Thousands of apps and portals that use Microsoft’s Power Apps platform mistakenly leaked about 38 million confidential records and left them exposed for months on the open internet, a new report says.
The leaked data included job applicants' social security numbers, employee IDs, millions of names and email addresses as well as personal information used for Covid-19 contact tracing and vaccination appointments, UpGuard said in Monday's report.
Power Apps is a suite of apps, services and connectors as well as a data platform that provides a development environment for building custom applications for businesses.
“This research presents an example of a larger theme, which is how to manage third-party risks [and exposures] posed by platforms that don't slot neatly into vulnerability disclosure programmes as we know them today,” UpGuard said.
The company said it has notified 47 affected entities so far. These include government institutions in Indiana, Maryland and New York City as well as private companies like American Airlines, JB Hunt and Microsoft.
Founded in 2012, Upguard helps businesses manage cybersecurity risk.
Using Power Apps, customers can quickly build customised business apps that connect to their data stored either in the underlying data platform or in various online and on-premises data sources such as SharePoint, Microsoft 365 and Dynamics 365.
Microsoft did not immediately respond to The National's request for comment.
The main Power Apps marketing page lists the ability to access “your data either anonymously or through commercial authentication” as one of the top features.
“Our conversations with the entities we notified suggested the same conclusion … multiple government bodies reported performing security reviews of their apps without identifying this issue, presumably because it has never been adequately publicised as a data security concern before,” UpGuard said in its findings.
It revealed that in cases like compromised registration pages for Covid-19 vaccinations, there are data types that should be public (like the locations of vaccination sites and available appointment times) as well as sensitive data that should be private, like the personal information of the people being vaccinated.

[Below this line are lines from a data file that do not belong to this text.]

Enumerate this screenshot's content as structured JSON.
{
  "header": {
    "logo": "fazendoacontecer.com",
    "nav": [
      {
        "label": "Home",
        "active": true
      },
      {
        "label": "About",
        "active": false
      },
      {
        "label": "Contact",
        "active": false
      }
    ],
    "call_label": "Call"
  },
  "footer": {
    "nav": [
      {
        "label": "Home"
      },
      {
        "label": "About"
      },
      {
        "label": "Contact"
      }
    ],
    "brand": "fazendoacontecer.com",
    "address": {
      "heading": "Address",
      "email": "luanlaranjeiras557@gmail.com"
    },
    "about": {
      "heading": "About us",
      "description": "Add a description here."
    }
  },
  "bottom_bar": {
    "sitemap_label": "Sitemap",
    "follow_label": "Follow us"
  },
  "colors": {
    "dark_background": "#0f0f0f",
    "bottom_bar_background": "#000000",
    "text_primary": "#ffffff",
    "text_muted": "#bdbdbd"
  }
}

The increase in cyber threats has led to a surge in global spending on cyber security, which is forecast to rise about 125 per cent to $363.05 billion by 2025 from 2019, research consultancy Mordor Intelligence said.
In March, cyber espionage group Hafnium reportedly exploited Microsoft's widely used email and calendar Exchange server, breaching more than 30,000 commercial and local government entities in the US.